#### What you will do:
Each entry below is to be copied out exactly and in full.
****************************************
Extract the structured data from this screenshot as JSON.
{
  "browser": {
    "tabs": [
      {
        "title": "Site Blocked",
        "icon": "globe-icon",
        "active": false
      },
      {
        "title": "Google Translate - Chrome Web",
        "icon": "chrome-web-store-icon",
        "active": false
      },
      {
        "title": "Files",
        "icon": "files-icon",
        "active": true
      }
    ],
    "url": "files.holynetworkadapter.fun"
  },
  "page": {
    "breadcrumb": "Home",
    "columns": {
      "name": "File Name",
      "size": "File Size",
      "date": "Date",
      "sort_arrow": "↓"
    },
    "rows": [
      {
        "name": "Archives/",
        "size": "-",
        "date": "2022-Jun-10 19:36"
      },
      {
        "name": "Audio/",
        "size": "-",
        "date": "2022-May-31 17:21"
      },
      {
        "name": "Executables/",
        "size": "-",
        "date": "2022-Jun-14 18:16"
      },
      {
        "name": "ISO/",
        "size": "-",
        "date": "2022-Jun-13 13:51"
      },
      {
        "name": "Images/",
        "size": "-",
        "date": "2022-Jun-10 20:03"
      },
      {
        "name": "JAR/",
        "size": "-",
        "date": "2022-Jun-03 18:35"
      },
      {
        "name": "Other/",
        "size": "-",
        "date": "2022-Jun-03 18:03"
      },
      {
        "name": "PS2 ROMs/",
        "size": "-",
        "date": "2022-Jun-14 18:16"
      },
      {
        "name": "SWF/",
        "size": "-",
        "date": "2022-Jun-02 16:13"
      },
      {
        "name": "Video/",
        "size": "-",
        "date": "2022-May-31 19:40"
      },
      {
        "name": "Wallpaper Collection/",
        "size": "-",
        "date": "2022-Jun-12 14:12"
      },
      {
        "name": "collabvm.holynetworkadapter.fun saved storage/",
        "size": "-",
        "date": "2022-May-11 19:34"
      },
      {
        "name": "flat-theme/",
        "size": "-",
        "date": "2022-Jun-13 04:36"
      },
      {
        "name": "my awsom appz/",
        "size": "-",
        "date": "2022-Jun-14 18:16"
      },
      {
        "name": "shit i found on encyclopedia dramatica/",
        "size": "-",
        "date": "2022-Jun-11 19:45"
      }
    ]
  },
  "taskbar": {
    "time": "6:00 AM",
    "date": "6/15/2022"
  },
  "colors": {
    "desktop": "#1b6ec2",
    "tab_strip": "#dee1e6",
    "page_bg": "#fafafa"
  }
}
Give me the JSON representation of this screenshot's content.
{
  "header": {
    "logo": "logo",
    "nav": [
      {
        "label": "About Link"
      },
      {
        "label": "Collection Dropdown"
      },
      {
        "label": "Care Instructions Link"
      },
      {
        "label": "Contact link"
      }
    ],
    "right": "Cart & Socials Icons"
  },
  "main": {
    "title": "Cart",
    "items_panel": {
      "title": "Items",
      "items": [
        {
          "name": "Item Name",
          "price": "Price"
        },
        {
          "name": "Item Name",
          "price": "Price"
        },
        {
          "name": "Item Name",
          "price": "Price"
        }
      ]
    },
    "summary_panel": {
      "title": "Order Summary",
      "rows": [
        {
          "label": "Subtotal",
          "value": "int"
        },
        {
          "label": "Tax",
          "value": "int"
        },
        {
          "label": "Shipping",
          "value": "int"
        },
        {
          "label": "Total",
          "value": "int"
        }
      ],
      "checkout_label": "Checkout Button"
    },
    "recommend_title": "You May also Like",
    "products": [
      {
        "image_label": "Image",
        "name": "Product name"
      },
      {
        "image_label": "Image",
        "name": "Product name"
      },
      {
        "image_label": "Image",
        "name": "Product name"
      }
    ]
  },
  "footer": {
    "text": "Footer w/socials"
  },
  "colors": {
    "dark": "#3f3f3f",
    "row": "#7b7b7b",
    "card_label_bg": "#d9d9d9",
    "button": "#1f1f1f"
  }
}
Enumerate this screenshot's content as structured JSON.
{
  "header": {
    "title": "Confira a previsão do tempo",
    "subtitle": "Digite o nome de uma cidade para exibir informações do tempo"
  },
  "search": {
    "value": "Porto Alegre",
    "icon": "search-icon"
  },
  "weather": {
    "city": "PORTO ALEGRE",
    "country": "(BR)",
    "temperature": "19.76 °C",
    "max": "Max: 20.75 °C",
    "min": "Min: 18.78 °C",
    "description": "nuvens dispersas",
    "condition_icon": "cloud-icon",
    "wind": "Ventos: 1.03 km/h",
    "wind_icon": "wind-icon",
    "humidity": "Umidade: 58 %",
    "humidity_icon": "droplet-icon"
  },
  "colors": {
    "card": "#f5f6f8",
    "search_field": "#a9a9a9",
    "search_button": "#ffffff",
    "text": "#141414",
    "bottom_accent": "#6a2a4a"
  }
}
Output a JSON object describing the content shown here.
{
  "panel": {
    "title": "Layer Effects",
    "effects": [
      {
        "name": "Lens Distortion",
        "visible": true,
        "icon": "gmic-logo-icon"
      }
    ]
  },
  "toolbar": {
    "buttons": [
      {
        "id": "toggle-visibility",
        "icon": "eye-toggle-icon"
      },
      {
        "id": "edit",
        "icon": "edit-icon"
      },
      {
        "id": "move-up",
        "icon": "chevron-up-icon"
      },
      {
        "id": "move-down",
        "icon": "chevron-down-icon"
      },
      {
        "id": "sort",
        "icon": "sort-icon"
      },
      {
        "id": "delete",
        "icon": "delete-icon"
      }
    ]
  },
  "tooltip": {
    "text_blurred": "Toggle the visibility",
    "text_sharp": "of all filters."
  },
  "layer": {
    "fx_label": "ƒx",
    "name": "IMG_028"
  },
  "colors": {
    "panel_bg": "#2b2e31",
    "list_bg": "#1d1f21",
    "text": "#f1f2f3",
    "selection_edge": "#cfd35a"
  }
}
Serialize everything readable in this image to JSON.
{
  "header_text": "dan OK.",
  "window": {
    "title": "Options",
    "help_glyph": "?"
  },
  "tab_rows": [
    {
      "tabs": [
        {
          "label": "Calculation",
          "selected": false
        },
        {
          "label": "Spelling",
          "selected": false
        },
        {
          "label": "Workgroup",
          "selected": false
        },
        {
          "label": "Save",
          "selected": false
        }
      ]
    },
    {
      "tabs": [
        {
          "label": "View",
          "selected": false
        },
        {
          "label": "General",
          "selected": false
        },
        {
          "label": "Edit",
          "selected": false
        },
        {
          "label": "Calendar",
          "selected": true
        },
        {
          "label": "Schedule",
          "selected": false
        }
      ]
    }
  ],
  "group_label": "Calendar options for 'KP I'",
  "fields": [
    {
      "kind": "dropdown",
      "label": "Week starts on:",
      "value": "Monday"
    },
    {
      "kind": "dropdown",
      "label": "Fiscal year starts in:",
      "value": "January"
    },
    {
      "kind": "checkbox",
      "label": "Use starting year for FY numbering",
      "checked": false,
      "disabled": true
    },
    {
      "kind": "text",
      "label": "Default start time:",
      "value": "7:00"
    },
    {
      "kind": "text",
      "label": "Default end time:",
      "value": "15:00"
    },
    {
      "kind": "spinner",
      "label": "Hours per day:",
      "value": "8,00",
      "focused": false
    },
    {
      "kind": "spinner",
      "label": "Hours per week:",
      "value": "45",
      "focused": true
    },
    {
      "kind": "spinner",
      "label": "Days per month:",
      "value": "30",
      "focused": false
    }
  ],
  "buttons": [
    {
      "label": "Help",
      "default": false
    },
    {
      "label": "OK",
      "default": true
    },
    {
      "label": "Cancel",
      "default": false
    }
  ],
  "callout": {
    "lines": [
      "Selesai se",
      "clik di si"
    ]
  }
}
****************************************
#### Answer to this task:
Extract the structured data from this screenshot as JSON.
{
  "browser": {
    "tabs": [
      {
        "title": "Site Blocked",
        "icon": "globe-icon",
        "active": false
      },
      {
        "title": "Google Translate - Chrome Web",
        "icon": "chrome-web-store-icon",
        "active": false
      },
      {
        "title": "Files",
        "icon": "files-icon",
        "active": true
      }
    ],
    "url": "files.holynetworkadapter.fun"
  },
  "page": {
    "breadcrumb": "Home",
    "columns": {
      "name": "File Name",
      "size": "File Size",
      "date": "Date",
      "sort_arrow": "↓"
    },
    "rows": [
      {
        "name": "Archives/",
        "size": "-",
        "date": "2022-Jun-10 19:36"
      },
      {
        "name": "Audio/",
        "size": "-",
        "date": "2022-May-31 17:21"
      },
      {
        "name": "Executables/",
        "size": "-",
        "date": "2022-Jun-14 18:16"
      },
      {
        "name": "ISO/",
        "size": "-",
        "date": "2022-Jun-13 13:51"
      },
      {
        "name": "Images/",
        "size": "-",
        "date": "2022-Jun-10 20:03"
      },
      {
        "name": "JAR/",
        "size": "-",
        "date": "2022-Jun-03 18:35"
      },
      {
        "name": "Other/",
        "size": "-",
        "date": "2022-Jun-03 18:03"
      },
      {
        "name": "PS2 ROMs/",
        "size": "-",
        "date": "2022-Jun-14 18:16"
      },
      {
        "name": "SWF/",
        "size": "-",
        "date": "2022-Jun-02 16:13"
      },
      {
        "name": "Video/",
        "size": "-",
        "date": "2022-May-31 19:40"
      },
      {
        "name": "Wallpaper Collection/",
        "size": "-",
        "date": "2022-Jun-12 14:12"
      },
      {
        "name": "collabvm.holynetworkadapter.fun saved storage/",
        "size": "-",
        "date": "2022-May-11 19:34"
      },
      {
        "name": "flat-theme/",
        "size": "-",
        "date": "2022-Jun-13 04:36"
      },
      {
        "name": "my awsom appz/",
        "size": "-",
        "date": "2022-Jun-14 18:16"
      },
      {
        "name": "shit i found on encyclopedia dramatica/",
        "size": "-",
        "date": "2022-Jun-11 19:45"
      }
    ]
  },
  "taskbar": {
    "time": "6:00 AM",
    "date": "6/15/2022"
  },
  "colors": {
    "desktop": "#1b6ec2",
    "tab_strip": "#dee1e6",
    "page_bg": "#fafafa"
  }
}
Give me the JSON representation of this screenshot's content.
{
  "header": {
    "logo": "logo",
    "nav": [
      {
        "label": "About Link"
      },
      {
        "label": "Collection Dropdown"
      },
      {
        "label": "Care Instructions Link"
      },
      {
        "label": "Contact link"
      }
    ],
    "right": "Cart & Socials Icons"
  },
  "main": {
    "title": "Cart",
    "items_panel": {
      "title": "Items",
      "items": [
        {
          "name": "Item Name",
          "price": "Price"
        },
        {
          "name": "Item Name",
          "price": "Price"
        },
        {
          "name": "Item Name",
          "price": "Price"
        }
      ]
    },
    "summary_panel": {
      "title": "Order Summary",
      "rows": [
        {
          "label": "Subtotal",
          "value": "int"
        },
        {
          "label": "Tax",
          "value": "int"
        },
        {
          "label": "Shipping",
          "value": "int"
        },
        {
          "label": "Total",
          "value": "int"
        }
      ],
      "checkout_label": "Checkout Button"
    },
    "recommend_title": "You May also Like",
    "products": [
      {
        "image_label": "Image",
        "name": "Product name"
      },
      {
        "image_label": "Image",
        "name": "Product name"
      },
      {
        "image_label": "Image",
        "name": "Product name"
      }
    ]
  },
  "footer": {
    "text": "Footer w/socials"
  },
  "colors": {
    "dark": "#3f3f3f",
    "row": "#7b7b7b",
    "card_label_bg": "#d9d9d9",
    "button": "#1f1f1f"
  }
}
Enumerate this screenshot's content as structured JSON.
{
  "header": {
    "title": "Confira a previsão do tempo",
    "subtitle": "Digite o nome de uma cidade para exibir informações do tempo"
  },
  "search": {
    "value": "Porto Alegre",
    "icon": "search-icon"
  },
  "weather": {
    "city": "PORTO ALEGRE",
    "country": "(BR)",
    "temperature": "19.76 °C",
    "max": "Max: 20.75 °C",
    "min": "Min: 18.78 °C",
    "description": "nuvens dispersas",
    "condition_icon": "cloud-icon",
    "wind": "Ventos: 1.03 km/h",
    "wind_icon": "wind-icon",
    "humidity": "Umidade: 58 %",
    "humidity_icon": "droplet-icon"
  },
  "colors": {
    "card": "#f5f6f8",
    "search_field": "#a9a9a9",
    "search_button": "#ffffff",
    "text": "#141414",
    "bottom_accent": "#6a2a4a"
  }
}
Output a JSON object describing the content shown here.
{
  "panel": {
    "title": "Layer Effects",
    "effects": [
      {
        "name": "Lens Distortion",
        "visible": true,
        "icon": "gmic-logo-icon"
      }
    ]
  },
  "toolbar": {
    "buttons": [
      {
        "id": "toggle-visibility",
        "icon": "eye-toggle-icon"
      },
      {
        "id": "edit",
        "icon": "edit-icon"
      },
      {
        "id": "move-up",
        "icon": "chevron-up-icon"
      },
      {
        "id": "move-down",
        "icon": "chevron-down-icon"
      },
      {
        "id": "sort",
        "icon": "sort-icon"
      },
      {
        "id": "delete",
        "icon": "delete-icon"
      }
    ]
  },
  "tooltip": {
    "text_blurred": "Toggle the visibility",
    "text_sharp": "of all filters."
  },
  "layer": {
    "fx_label": "ƒx",
    "name": "IMG_028"
  },
  "colors": {
    "panel_bg": "#2b2e31",
    "list_bg": "#1d1f21",
    "text": "#f1f2f3",
    "selection_edge": "#cfd35a"
  }
}
Serialize everything readable in this image to JSON.
{
  "header_text": "dan OK.",
  "window": {
    "title": "Options",
    "help_glyph": "?"
  },
  "tab_rows": [
    {
      "tabs": [
        {
          "label": "Calculation",
          "selected": false
        },
        {
          "label": "Spelling",
          "selected": false
        },
        {
          "label": "Workgroup",
          "selected": false
        },
        {
          "label": "Save",
          "selected": false
        }
      ]
    },
    {
      "tabs": [
        {
          "label": "View",
          "selected": false
        },
        {
          "label": "General",
          "selected": false
        },
        {
          "label": "Edit",
          "selected": false
        },
        {
          "label": "Calendar",
          "selected": true
        },
        {
          "label": "Schedule",
          "selected": false
        }
      ]
    }
  ],
  "group_label": "Calendar options for 'KP I'",
  "fields": [
    {
      "kind": "dropdown",
      "label": "Week starts on:",
      "value": "Monday"
    },
    {
      "kind": "dropdown",
      "label": "Fiscal year starts in:",
      "value": "January"
    },
    {
      "kind": "checkbox",
      "label": "Use starting year for FY numbering",
      "checked": false,
      "disabled": true
    },
    {
      "kind": "text",
      "label": "Default start time:",
      "value": "7:00"
    },
    {
      "kind": "text",
      "label": "Default end time:",
      "value": "15:00"
    },
    {
      "kind": "spinner",
      "label": "Hours per day:",
      "value": "8,00",
      "focused": false
    },
    {
      "kind": "spinner",
      "label": "Hours per week:",
      "value": "45",
      "focused": true
    },
    {
      "kind": "spinner",
      "label": "Days per month:",
      "value": "30",
      "focused": false
    }
  ],
  "buttons": [
    {
      "label": "Help",
      "default": false
    },
    {
      "label": "OK",
      "default": true
    },
    {
      "label": "Cancel",
      "default": false
    }
  ],
  "callout": {
    "lines": [
      "Selesai se",
      "clik di si"
    ]
  }
}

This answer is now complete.